(Interface dataset entries)
────────────────
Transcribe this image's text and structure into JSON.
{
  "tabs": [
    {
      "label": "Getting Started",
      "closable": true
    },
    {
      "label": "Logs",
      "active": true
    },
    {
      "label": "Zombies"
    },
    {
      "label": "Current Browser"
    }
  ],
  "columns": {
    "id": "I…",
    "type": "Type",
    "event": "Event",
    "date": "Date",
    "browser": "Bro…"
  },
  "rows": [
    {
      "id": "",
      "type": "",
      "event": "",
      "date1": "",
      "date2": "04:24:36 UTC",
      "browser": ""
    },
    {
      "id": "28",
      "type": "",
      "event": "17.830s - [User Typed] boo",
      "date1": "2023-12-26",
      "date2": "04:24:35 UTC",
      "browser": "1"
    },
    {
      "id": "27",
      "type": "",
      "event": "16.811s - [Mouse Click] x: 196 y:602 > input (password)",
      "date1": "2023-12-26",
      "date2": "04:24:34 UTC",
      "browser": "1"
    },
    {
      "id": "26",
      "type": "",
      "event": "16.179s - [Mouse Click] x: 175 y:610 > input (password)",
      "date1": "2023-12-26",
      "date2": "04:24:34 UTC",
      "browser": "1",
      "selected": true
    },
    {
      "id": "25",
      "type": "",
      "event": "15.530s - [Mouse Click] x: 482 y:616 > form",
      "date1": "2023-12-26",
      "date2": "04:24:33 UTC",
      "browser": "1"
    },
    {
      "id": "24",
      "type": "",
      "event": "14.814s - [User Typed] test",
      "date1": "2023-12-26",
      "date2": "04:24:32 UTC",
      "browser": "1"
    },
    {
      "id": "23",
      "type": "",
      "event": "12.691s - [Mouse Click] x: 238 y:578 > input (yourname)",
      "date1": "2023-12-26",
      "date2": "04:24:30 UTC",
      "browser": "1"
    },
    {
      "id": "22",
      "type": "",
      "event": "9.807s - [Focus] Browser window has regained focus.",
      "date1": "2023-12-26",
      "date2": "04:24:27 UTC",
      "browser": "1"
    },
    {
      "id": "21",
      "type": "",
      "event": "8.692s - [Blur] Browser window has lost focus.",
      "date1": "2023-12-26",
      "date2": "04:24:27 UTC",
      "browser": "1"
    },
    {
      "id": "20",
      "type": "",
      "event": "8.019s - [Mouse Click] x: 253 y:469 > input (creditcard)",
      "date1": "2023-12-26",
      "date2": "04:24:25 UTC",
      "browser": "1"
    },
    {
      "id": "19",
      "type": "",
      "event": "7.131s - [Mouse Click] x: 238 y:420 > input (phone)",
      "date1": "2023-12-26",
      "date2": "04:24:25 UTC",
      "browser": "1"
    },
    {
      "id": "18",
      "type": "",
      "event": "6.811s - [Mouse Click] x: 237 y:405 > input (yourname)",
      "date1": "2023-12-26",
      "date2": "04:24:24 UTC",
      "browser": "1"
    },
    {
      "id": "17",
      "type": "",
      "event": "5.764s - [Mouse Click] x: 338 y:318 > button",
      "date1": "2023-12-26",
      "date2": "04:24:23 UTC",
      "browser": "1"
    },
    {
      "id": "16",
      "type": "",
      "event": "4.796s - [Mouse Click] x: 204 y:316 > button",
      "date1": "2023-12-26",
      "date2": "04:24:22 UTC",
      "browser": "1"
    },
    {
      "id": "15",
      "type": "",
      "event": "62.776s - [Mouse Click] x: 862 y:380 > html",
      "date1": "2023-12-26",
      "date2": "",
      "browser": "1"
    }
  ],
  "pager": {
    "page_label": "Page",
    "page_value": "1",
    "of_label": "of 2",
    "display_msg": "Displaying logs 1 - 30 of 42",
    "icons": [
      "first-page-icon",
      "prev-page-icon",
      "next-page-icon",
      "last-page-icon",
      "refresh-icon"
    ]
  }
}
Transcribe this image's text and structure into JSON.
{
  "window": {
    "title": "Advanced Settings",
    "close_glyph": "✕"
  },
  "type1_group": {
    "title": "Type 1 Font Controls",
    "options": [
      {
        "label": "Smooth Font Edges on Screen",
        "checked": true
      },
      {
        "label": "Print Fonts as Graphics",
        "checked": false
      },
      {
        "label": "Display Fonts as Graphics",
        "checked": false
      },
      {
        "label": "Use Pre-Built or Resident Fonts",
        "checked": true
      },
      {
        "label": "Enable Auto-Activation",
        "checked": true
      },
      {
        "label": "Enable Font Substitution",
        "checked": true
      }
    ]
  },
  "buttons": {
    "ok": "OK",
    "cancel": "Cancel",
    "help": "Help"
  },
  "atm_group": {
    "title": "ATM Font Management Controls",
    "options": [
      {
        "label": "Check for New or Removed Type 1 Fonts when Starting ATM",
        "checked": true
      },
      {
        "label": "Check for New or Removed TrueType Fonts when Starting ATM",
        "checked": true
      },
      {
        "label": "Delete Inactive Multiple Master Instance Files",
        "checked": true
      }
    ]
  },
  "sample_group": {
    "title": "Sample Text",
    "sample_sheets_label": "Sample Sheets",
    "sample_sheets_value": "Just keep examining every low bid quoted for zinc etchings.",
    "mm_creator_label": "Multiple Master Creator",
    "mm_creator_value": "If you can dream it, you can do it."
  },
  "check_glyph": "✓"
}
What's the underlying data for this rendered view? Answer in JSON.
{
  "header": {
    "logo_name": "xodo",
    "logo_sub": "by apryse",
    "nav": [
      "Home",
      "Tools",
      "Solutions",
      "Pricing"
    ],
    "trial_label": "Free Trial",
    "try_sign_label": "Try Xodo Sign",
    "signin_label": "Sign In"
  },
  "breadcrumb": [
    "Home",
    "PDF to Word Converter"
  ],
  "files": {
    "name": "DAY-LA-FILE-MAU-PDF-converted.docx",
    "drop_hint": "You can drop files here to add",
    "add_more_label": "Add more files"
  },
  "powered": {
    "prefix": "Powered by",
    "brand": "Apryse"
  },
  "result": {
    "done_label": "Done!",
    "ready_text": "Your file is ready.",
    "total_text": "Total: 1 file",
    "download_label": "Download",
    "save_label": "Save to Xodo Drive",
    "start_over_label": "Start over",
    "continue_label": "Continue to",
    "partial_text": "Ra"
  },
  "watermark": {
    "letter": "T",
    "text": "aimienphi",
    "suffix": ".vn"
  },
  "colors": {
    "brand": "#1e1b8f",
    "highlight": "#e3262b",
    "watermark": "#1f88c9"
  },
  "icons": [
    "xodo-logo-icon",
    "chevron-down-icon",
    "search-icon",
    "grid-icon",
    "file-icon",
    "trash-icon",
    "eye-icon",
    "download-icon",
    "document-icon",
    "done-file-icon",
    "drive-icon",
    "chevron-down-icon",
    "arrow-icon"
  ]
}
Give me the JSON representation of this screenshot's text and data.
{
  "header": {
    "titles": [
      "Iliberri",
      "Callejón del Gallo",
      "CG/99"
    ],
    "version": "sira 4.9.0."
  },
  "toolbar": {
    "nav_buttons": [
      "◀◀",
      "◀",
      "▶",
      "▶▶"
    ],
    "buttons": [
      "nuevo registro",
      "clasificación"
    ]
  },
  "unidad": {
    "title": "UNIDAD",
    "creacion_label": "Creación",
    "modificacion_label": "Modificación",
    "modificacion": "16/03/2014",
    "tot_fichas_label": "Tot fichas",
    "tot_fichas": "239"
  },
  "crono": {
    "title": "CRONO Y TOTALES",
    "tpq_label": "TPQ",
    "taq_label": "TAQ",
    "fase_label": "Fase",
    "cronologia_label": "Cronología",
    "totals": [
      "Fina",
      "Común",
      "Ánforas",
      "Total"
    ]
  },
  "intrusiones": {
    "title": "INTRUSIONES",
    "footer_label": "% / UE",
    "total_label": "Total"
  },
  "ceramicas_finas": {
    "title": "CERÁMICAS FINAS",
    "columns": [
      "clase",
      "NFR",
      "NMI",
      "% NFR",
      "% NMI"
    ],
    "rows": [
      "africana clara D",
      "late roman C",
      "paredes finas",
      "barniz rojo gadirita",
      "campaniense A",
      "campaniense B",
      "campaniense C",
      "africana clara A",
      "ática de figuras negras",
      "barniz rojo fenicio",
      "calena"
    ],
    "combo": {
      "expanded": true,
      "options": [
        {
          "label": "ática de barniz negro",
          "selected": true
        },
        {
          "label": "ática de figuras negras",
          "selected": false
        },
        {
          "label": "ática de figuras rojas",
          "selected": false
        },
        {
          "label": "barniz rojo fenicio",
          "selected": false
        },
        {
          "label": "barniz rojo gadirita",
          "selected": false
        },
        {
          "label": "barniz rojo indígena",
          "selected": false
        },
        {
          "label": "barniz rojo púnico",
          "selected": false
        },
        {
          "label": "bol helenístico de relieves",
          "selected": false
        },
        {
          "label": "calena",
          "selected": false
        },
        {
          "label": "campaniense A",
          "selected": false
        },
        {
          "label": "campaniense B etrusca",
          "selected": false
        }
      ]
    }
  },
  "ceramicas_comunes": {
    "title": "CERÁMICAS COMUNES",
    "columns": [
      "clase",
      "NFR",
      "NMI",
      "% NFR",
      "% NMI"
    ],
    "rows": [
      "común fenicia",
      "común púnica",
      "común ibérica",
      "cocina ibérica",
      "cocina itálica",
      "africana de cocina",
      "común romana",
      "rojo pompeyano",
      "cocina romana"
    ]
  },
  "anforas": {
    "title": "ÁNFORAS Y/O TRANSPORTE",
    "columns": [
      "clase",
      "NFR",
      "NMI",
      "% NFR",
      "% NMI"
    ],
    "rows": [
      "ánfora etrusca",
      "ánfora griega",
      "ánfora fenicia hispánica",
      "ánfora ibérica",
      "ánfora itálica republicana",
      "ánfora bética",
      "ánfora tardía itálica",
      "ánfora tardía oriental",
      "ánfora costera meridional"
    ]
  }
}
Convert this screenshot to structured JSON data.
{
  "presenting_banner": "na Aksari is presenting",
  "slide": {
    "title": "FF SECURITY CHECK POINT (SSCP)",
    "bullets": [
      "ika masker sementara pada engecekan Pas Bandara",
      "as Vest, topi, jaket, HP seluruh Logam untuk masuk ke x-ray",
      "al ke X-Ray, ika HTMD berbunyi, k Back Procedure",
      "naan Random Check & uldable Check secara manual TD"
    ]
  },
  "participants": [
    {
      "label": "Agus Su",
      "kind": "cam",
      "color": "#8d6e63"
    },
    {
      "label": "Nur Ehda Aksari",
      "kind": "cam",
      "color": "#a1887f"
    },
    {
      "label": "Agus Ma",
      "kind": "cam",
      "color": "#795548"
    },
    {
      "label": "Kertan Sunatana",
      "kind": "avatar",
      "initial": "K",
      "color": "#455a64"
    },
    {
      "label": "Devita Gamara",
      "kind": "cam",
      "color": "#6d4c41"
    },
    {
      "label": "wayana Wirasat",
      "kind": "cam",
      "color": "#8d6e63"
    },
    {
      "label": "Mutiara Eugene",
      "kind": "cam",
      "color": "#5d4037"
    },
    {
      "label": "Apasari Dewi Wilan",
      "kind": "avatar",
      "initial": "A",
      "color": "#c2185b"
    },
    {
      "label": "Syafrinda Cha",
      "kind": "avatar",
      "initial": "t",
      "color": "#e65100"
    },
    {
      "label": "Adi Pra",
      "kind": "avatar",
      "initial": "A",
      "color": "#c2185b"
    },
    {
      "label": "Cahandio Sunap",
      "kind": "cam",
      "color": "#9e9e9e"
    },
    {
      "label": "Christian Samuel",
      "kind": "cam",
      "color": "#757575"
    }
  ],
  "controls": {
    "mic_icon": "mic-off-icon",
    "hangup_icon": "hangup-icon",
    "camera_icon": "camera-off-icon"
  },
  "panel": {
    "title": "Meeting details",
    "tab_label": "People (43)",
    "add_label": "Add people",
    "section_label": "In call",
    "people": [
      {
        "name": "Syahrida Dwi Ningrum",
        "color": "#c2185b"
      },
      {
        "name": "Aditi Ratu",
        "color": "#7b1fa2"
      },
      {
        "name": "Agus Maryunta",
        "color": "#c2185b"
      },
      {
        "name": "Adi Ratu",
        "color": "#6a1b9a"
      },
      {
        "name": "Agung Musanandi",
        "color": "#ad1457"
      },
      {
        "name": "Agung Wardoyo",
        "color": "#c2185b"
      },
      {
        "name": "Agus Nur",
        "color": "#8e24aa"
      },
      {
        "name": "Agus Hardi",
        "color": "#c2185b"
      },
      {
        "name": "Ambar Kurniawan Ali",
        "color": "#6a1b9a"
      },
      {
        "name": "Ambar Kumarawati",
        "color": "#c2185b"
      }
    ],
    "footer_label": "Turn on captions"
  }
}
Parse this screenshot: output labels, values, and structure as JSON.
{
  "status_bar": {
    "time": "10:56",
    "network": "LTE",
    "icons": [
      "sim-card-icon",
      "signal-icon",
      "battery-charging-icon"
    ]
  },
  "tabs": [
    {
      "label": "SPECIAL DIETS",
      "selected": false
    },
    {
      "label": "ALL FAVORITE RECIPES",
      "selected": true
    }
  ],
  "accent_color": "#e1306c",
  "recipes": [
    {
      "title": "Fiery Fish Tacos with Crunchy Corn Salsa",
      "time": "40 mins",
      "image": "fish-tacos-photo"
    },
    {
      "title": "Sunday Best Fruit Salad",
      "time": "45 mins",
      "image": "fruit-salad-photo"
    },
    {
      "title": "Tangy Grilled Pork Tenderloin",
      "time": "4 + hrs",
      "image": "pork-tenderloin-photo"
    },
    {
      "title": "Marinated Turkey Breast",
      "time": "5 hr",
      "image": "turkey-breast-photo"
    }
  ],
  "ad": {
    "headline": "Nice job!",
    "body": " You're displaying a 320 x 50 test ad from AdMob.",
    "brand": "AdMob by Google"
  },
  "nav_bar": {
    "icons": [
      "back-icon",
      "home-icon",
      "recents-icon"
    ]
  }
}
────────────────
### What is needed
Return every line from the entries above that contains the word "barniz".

### Answer to this exercise
      "barniz rojo gadirita",
      "barniz rojo fenicio",
          "label": "ática de barniz negro",
          "label": "barniz rojo fenicio",
          "label": "barniz rojo gadirita",
          "label": "barniz rojo indígena",
          "label": "barniz rojo púnico",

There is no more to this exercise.